“This is now the most powerful system we have in biology,” says Sabatini. “Any biological process we care about now, we can get the comprehensive set of genes that underlie that process. That was not possible before. There was no way one could imagine doing that.”
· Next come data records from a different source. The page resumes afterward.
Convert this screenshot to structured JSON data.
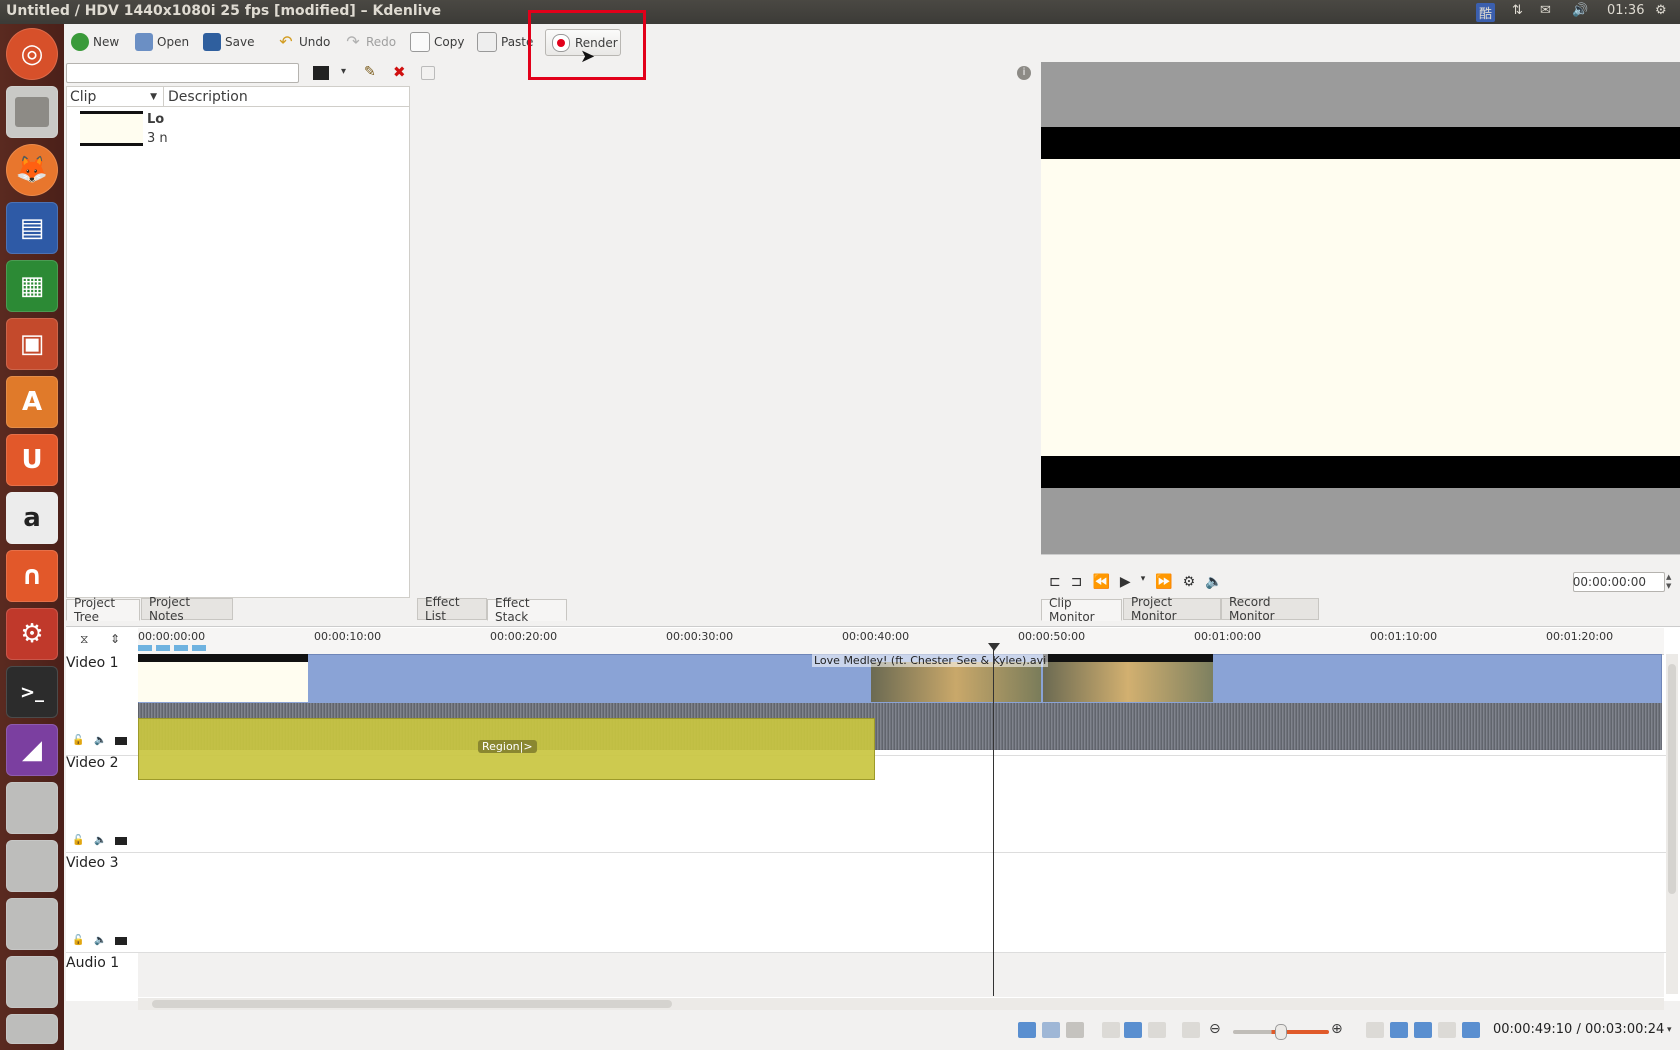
{
  "window": {
    "title": "Untitled / HDV 1440x1080i 25 fps [modified] – Kdenlive"
  },
  "indicators": {
    "keyboard": "酷",
    "time": "01:36"
  },
  "launcher": {
    "items": [
      "ubuntu-dash",
      "files",
      "firefox",
      "writer",
      "calc",
      "impress",
      "software-center",
      "ubuntu-one",
      "amazon",
      "ubuntu-one-music",
      "system-settings",
      "terminal",
      "kdenlive",
      "drive",
      "drive",
      "drive",
      "drive",
      "trash"
    ]
  },
  "toolbar": {
    "new_label": "New",
    "open_label": "Open",
    "save_label": "Save",
    "undo_label": "Undo",
    "redo_label": "Redo",
    "copy_label": "Copy",
    "paste_label": "Paste",
    "render_label": "Render"
  },
  "project_tree": {
    "search_value": "",
    "headers": {
      "clip": "Clip",
      "description": "Description"
    },
    "clip": {
      "name": "Lo",
      "duration": "3 n"
    },
    "tabs": [
      "Project Tree",
      "Project Notes"
    ]
  },
  "effects": {
    "tabs": [
      "Effect List",
      "Effect Stack"
    ]
  },
  "monitor": {
    "timecode": "00:00:00:00",
    "tabs": [
      "Clip Monitor",
      "Project Monitor",
      "Record Monitor"
    ]
  },
  "timeline": {
    "ruler": [
      "00:00:00:00",
      "00:00:10:00",
      "00:00:20:00",
      "00:00:30:00",
      "00:00:40:00",
      "00:00:50:00",
      "00:01:00:00",
      "00:01:10:00",
      "00:01:20:00"
    ],
    "tracks": [
      "Video 1",
      "Video 2",
      "Video 3",
      "Audio 1"
    ],
    "clip_label": "Love Medley! (ft. Chester See & Kylee).avi",
    "region_label": "Region|>"
  },
  "status": {
    "position": "00:00:49:10",
    "duration": "00:03:00:24",
    "separator": " / "
  },
  "colors": {
    "highlight": "#e2001a",
    "clip_blue": "#8aa3d6",
    "region_yellow": "#c9c640"
  }
}
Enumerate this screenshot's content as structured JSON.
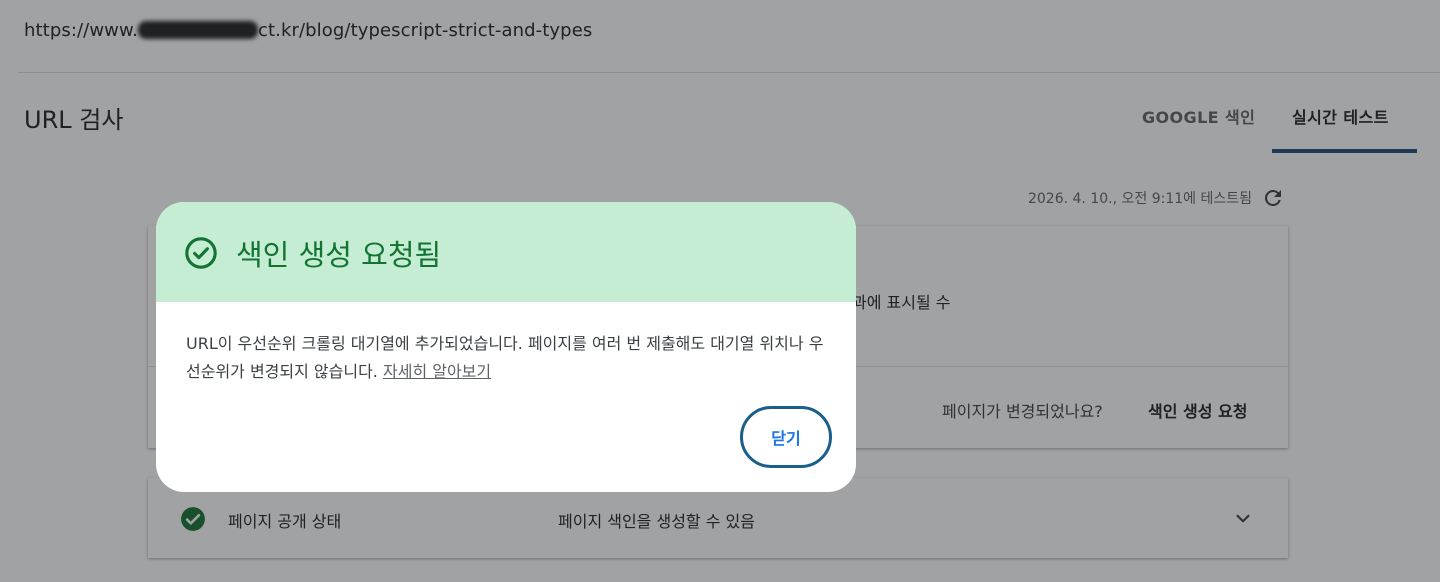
{
  "url_bar": {
    "prefix": "https://www.",
    "suffix": "ct.kr/blog/typescript-strict-and-types"
  },
  "header": {
    "title": "URL 검사",
    "tabs": [
      {
        "label": "GOOGLE 색인",
        "active": false
      },
      {
        "label": "실시간 테스트",
        "active": true
      }
    ],
    "accent_color": "#1f4d78"
  },
  "test_info": {
    "tested_at": "2026. 4. 10., 오전 9:11에 테스트됨",
    "refresh_icon": "refresh-icon"
  },
  "card": {
    "partial_text": "과에 표시될 수",
    "changed_question": "페이지가 변경되었나요?",
    "request_indexing": "색인 생성 요청"
  },
  "status_row": {
    "label": "페이지 공개 상태",
    "value": "페이지 색인을 생성할 수 있음",
    "icon": "check-circle-icon",
    "expand_icon": "chevron-down-icon",
    "status_color": "#137333"
  },
  "dialog": {
    "title": "색인 생성 요청됨",
    "header_color": "#c5edd3",
    "title_color": "#137333",
    "body": "URL이 우선순위 크롤링 대기열에 추가되었습니다. 페이지를 여러 번 제출해도 대기열 위치나 우선순위가 변경되지 않습니다.",
    "learn_more": "자세히 알아보기",
    "close_label": "닫기"
  }
}
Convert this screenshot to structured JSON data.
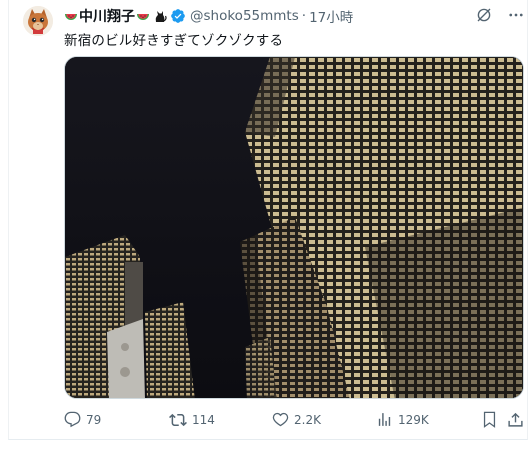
{
  "tweet": {
    "display_name": "中川翔子",
    "handle": "@shoko55mmts",
    "separator": "·",
    "time": "17小時",
    "text": "新宿のビル好きすぎてゾクゾクする",
    "verified_color": "#1d9bf0",
    "name_emojis": [
      "watermelon-emoji",
      "watermelon-emoji",
      "black-cat-emoji"
    ]
  },
  "actions": {
    "replies": "79",
    "retweets": "114",
    "likes": "2.2K",
    "views": "129K"
  },
  "header_icons": [
    "grok-icon",
    "more-icon"
  ],
  "action_icons": [
    "reply-icon",
    "retweet-icon",
    "like-icon",
    "views-icon",
    "bookmark-icon",
    "share-icon"
  ]
}
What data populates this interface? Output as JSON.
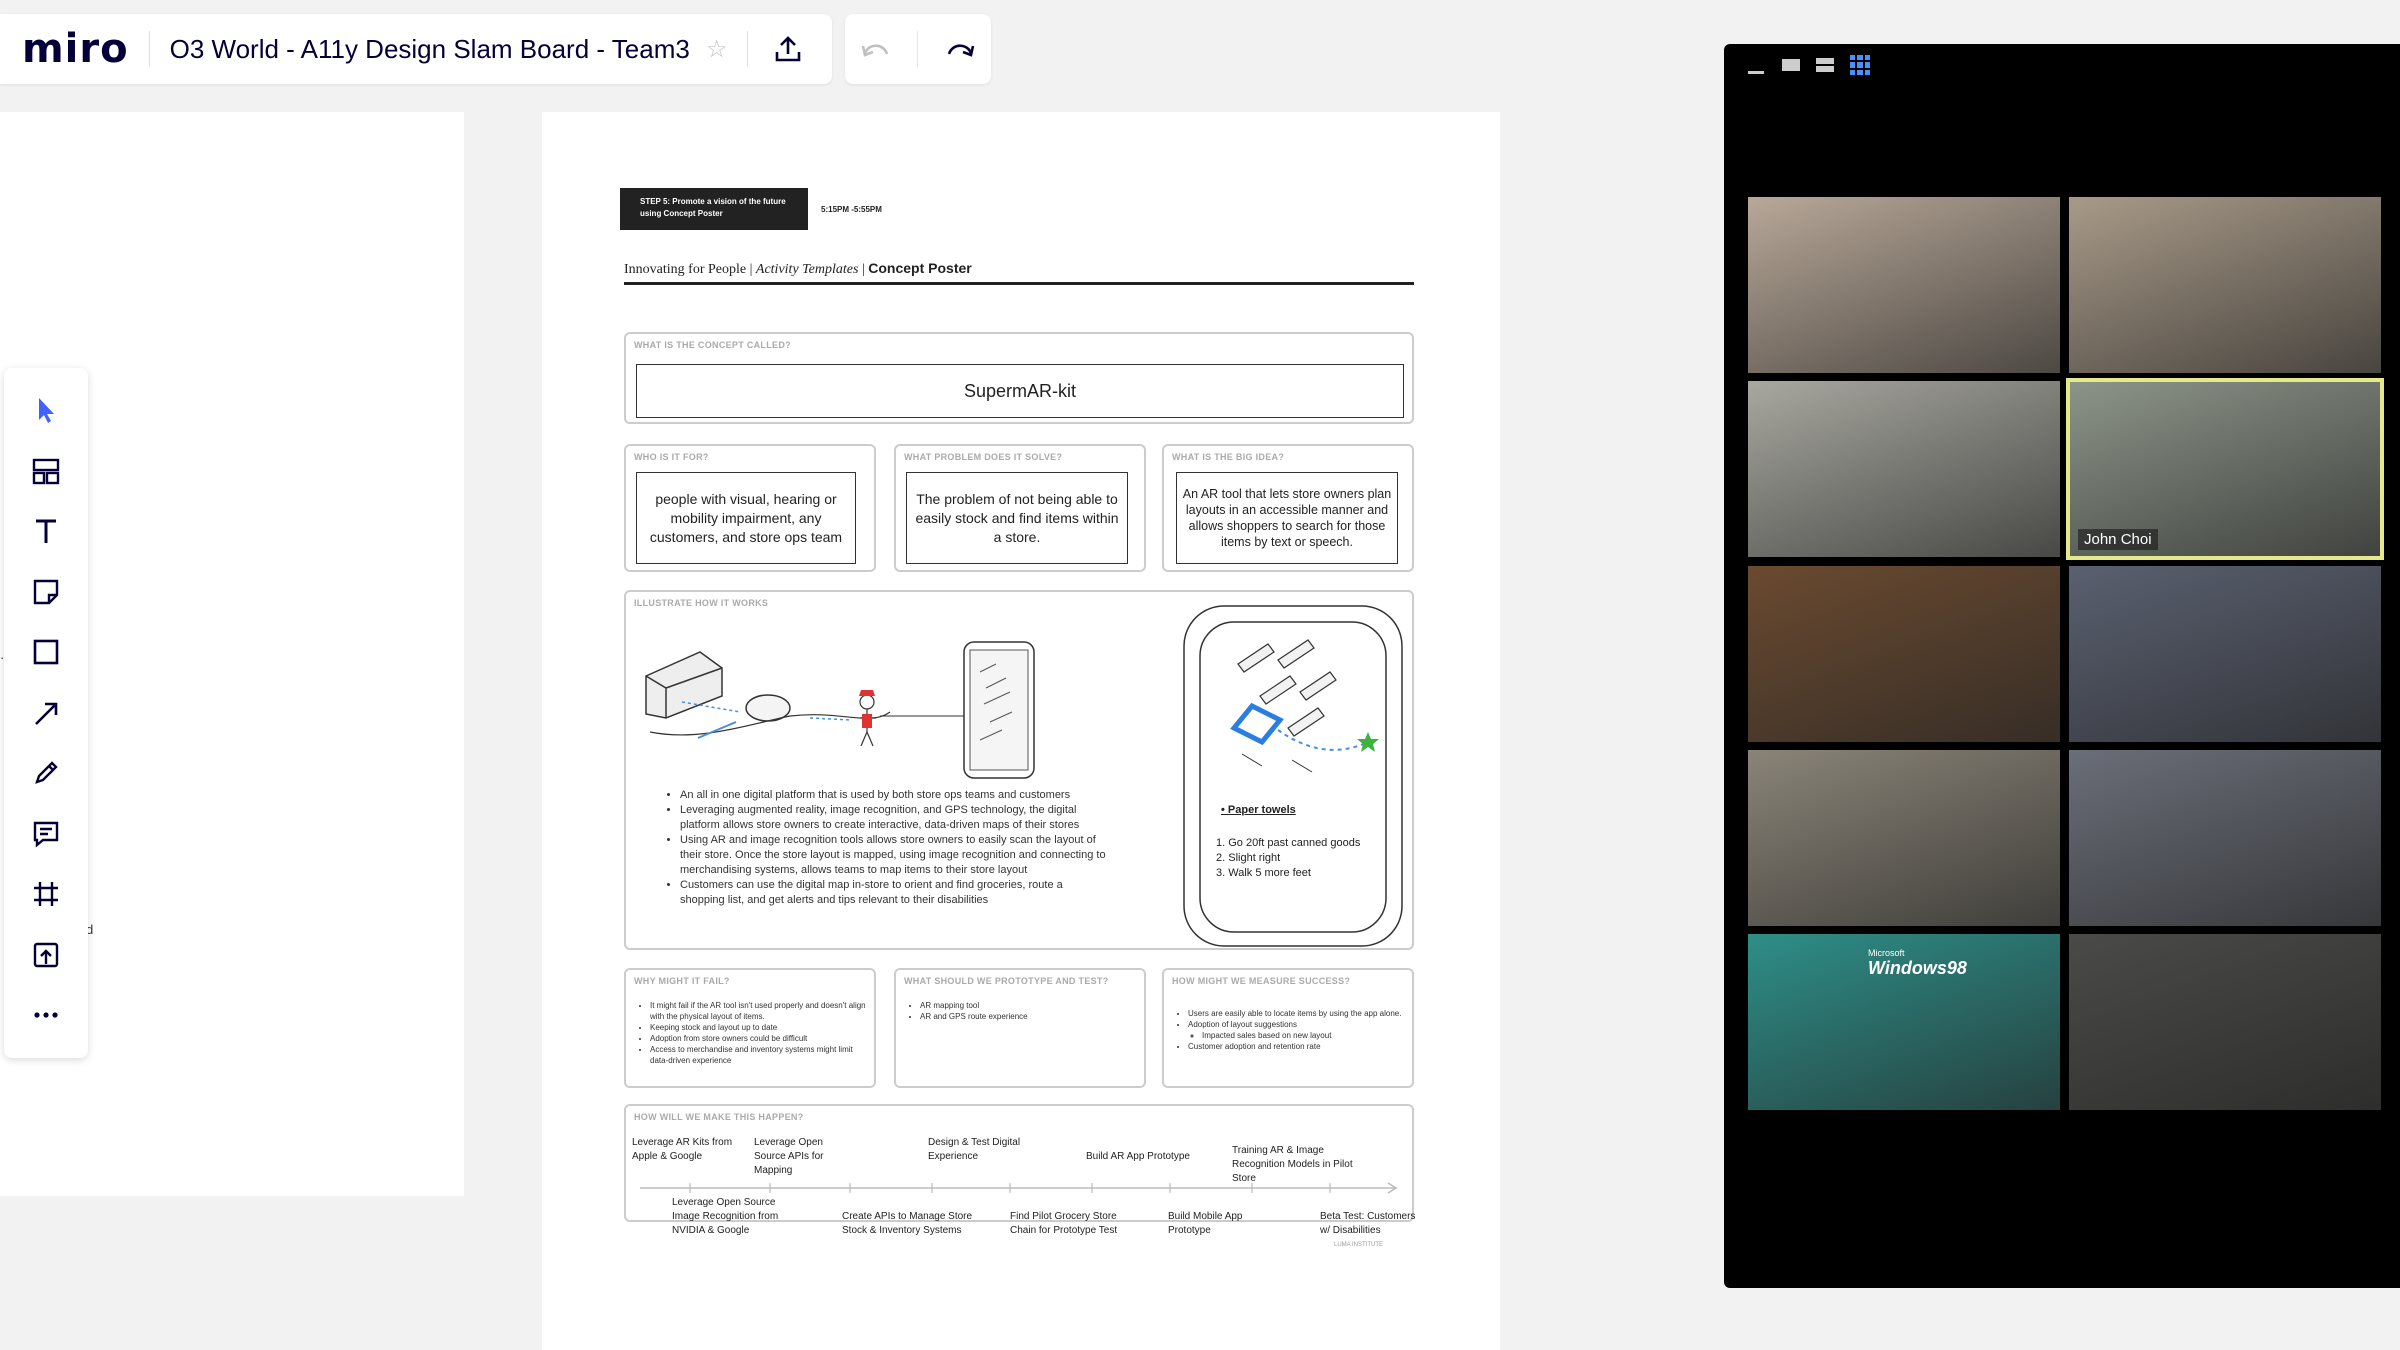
{
  "app": {
    "logo": "miro",
    "board_title": "O3 World - A11y Design Slam Board - Team3"
  },
  "poster": {
    "step_badge": "STEP 5: Promote a vision of the future using Concept Poster",
    "step_time": "5:15PM -5:55PM",
    "header_part1": "Innovating for People",
    "header_part2": "Activity Templates",
    "header_part3": "Concept Poster",
    "concept_label": "WHAT IS THE CONCEPT CALLED?",
    "concept_name": "SupermAR-kit",
    "who_label": "WHO IS IT FOR?",
    "who_text": "people with visual, hearing or mobility  impairment, any customers, and store ops team",
    "problem_label": "WHAT PROBLEM DOES IT SOLVE?",
    "problem_text": "The problem of not being able to easily stock and find items within a store.",
    "idea_label": "WHAT IS THE BIG IDEA?",
    "idea_text": "An AR tool that lets store owners plan layouts in an accessible manner and allows shoppers to search for those items by text or speech.",
    "illustrate_label": "ILLUSTRATE HOW IT WORKS",
    "how_bullets": [
      "An all in one digital platform that is used by both store ops teams and customers",
      "Leveraging augmented reality, image recognition, and GPS technology, the digital platform allows store owners to create interactive, data-driven maps of their stores",
      "Using AR and image recognition tools allows store owners to easily scan the layout of their store. Once the store layout is mapped, using image recognition and connecting to merchandising systems, allows teams to map items to their store layout",
      "Customers can use the digital map in-store to orient and find groceries, route a shopping list, and get alerts and tips relevant to their disabilities"
    ],
    "phone_item": "• Paper towels",
    "phone_steps": [
      "1. Go 20ft past canned goods",
      "2. Slight right",
      "3. Walk 5 more feet"
    ],
    "fail_label": "WHY MIGHT IT FAIL?",
    "fail_bullets": [
      "It might fail if the AR tool isn't used properly and doesn't align with the physical layout of items.",
      "Keeping stock and layout up to date",
      "Adoption from store owners could be difficult",
      "Access to merchandise and inventory systems might limit data-driven experience"
    ],
    "prototype_label": "WHAT SHOULD WE PROTOTYPE AND TEST?",
    "prototype_bullets": [
      "AR mapping tool",
      "AR and GPS route experience"
    ],
    "measure_label": "HOW MIGHT WE MEASURE SUCCESS?",
    "measure_bullets": [
      "Users are easily able to locate items by using the app alone.",
      "Adoption of layout suggestions",
      "Customer adoption and retention rate"
    ],
    "measure_sub": "Impacted sales based on new layout",
    "happen_label": "HOW WILL WE MAKE THIS HAPPEN?",
    "timeline_top": [
      "Leverage AR Kits from Apple & Google",
      "Leverage Open Source APIs for Mapping",
      "Design & Test Digital Experience",
      "Build AR App Prototype",
      "Training AR & Image Recognition Models in Pilot Store"
    ],
    "timeline_bottom": [
      "Leverage Open Source Image Recognition from NVIDIA & Google",
      "Create APIs to Manage Store Stock & Inventory Systems",
      "Find Pilot Grocery Store Chain for Prototype Test",
      "Build Mobile App Prototype",
      "Beta Test: Customers w/ Disabilities"
    ],
    "footer_logo": "LUMA INSTITUTE"
  },
  "zoom": {
    "active_speaker": "John Choi",
    "tile_colors": [
      "#b8a898",
      "#a89a88",
      "#a8a8a0",
      "#8c9488",
      "#6a4a30",
      "#5a6070",
      "#8a8478",
      "#6a6e78",
      "#2e8e88",
      "#4a4a48"
    ],
    "win98_brand": "Microsoft",
    "win98_text": "Windows98"
  }
}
CRISPR involves two components—an enzyme called Cas9 that slices DNA, and a guide molecule that deploys Cas9 to the right target. Moffat and Sabatini’s teams both created libraries of guides, targeted to the majority of human genes. Both used the libraries to unleash Cas9 upon individual genes, to see if their loss would affect a cell’s ability to grow or reproduce. And both computed a kind of essentiality score to measure how critical the various genes are.